• [TASK DETAILS]:
Once the pictures are set aside, reproduce all of the records exactly.

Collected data
☆ ☆ ☆ ☆

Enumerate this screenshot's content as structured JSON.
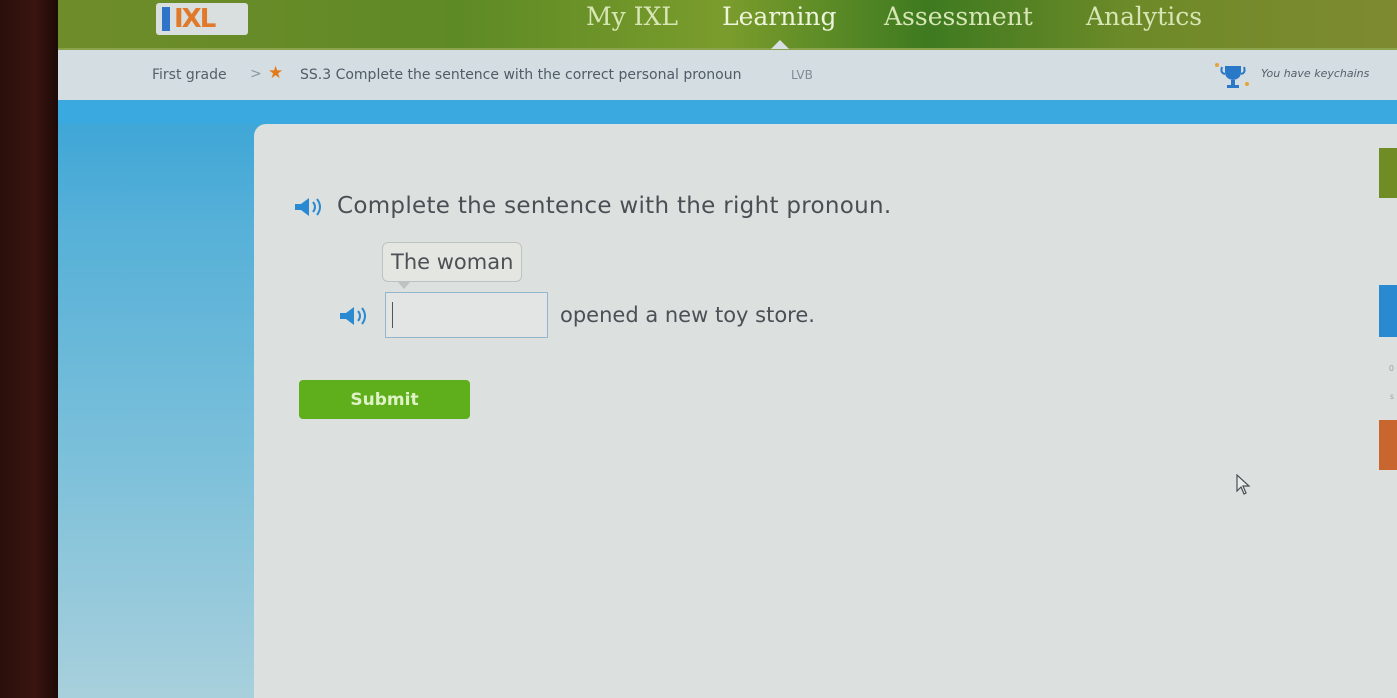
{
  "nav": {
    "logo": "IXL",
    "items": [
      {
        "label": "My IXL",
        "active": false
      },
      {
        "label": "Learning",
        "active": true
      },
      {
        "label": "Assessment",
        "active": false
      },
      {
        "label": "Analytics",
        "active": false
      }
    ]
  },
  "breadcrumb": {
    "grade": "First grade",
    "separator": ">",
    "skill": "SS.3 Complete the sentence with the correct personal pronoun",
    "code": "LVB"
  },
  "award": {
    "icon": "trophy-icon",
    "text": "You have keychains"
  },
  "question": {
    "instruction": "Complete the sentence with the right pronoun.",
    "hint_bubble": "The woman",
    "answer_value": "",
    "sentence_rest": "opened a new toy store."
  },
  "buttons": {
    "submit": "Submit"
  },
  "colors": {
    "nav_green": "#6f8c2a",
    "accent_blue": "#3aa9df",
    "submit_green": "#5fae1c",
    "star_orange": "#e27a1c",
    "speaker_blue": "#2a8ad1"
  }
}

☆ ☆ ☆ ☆

• [SOLUTION BELOW]:
Enumerate this screenshot's content as structured JSON.
{
  "nav": {
    "logo": "IXL",
    "items": [
      {
        "label": "My IXL",
        "active": false
      },
      {
        "label": "Learning",
        "active": true
      },
      {
        "label": "Assessment",
        "active": false
      },
      {
        "label": "Analytics",
        "active": false
      }
    ]
  },
  "breadcrumb": {
    "grade": "First grade",
    "separator": ">",
    "skill": "SS.3 Complete the sentence with the correct personal pronoun",
    "code": "LVB"
  },
  "award": {
    "icon": "trophy-icon",
    "text": "You have keychains"
  },
  "question": {
    "instruction": "Complete the sentence with the right pronoun.",
    "hint_bubble": "The woman",
    "answer_value": "",
    "sentence_rest": "opened a new toy store."
  },
  "buttons": {
    "submit": "Submit"
  },
  "colors": {
    "nav_green": "#6f8c2a",
    "accent_blue": "#3aa9df",
    "submit_green": "#5fae1c",
    "star_orange": "#e27a1c",
    "speaker_blue": "#2a8ad1"
  }
}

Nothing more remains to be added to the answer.